“We are reviewing that requirement and considering whether or not we need to take this a step further to strengthen compliance,” she said. "Because we cannot let our guard down."

The governor made the comments as health officials cautioned that Michigan is nearing a "tipping point" with the spread of COVID-19 and as this week is on pace to bring the most new cases of the virus since May.

"Michigan's fight against COVID-19 is nowhere near over, which is why it’s so important that we all do our part and wear masks when we’re out in public," said Dr. Joneigh Khaldun, the state's chief medical executive.

But, in letters posted on social media, the police chiefs of Bad Axe and Sandusky asked residents not to contact their departments about complaints concerning violations of the new mask requirements.

The letters say Whitmer has issued more than 100 executive orders and it has become confusing what's enforceable and what isn't. The chiefs also directed people to contact Attorney General Dana Nessel's Office.

A July 10, 2020, letter from Bad Axe's police chief asks people not to contact his departments about people possibly violating Gov. Gretchen Whitmer's new executive order requiring masks to be worn in businesses.

Police agencies that might be confused over the executive orders may reach out to Whitmer's office or Nessel's office for clarification and guidance, along with county prosecutors, Nessel's spokesman Ryan Jarvi said.

"Local police agencies and county prosecutors are still the most appropriate authorities to deal with violations of the executive orders as they are present in the communities they police and deal with complaints about violations of the law each and every day," Jarvi said. "We trust those professionals to use their authority and discretion in addressing reports of executive order violations."

Whitmer's order puts officers in an "awkward position" because some of their residents want it strictly enforced and others don't, said Bob Stevenson, executive director of the Michigan Association of Chiefs of Police.

Some departments are planning to respond to calls from stores about customers refusing to wear masks by potentially issuing trespassing tickets, Stevenson said.

In another Friday development, Whitmer announced a donation of personal protective equipment from the Kingdom of Jordan arrived in Michigan. The shipment included overalls, surgical masks and goggles, and a shipment of N95 masks is expected to follow, according to the governor's office.

In total, Jordan is donating 650,000 surgical masks,10,000 medical overalls and 10,000 sets of eye goggles, a press release said.

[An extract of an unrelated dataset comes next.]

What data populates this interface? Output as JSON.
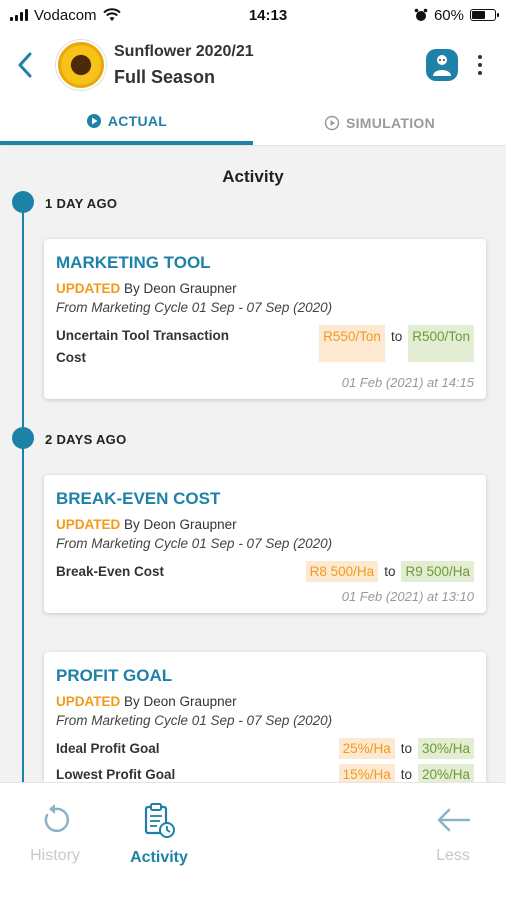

The contributions will replenish hospitals' depleted supplies of equipment as Michigan continues "to flatten the curve," Whitmer said.



What it does: The order requires any indoor business open to the public to enforce Michigan's requirement to wear a mask to stop the spread of COVID-19. It also requires people to wear masks outdoors if they can't consistently maintain 6 feet of space between themselves and other people.

When it takes effect: 12:01 a.m. Monday.

Penalties for violations: Willful violations can result in misdemeanor penalties, potentially a $500 fine. Businesses that don't enforce the requirement can have their licenses suspended.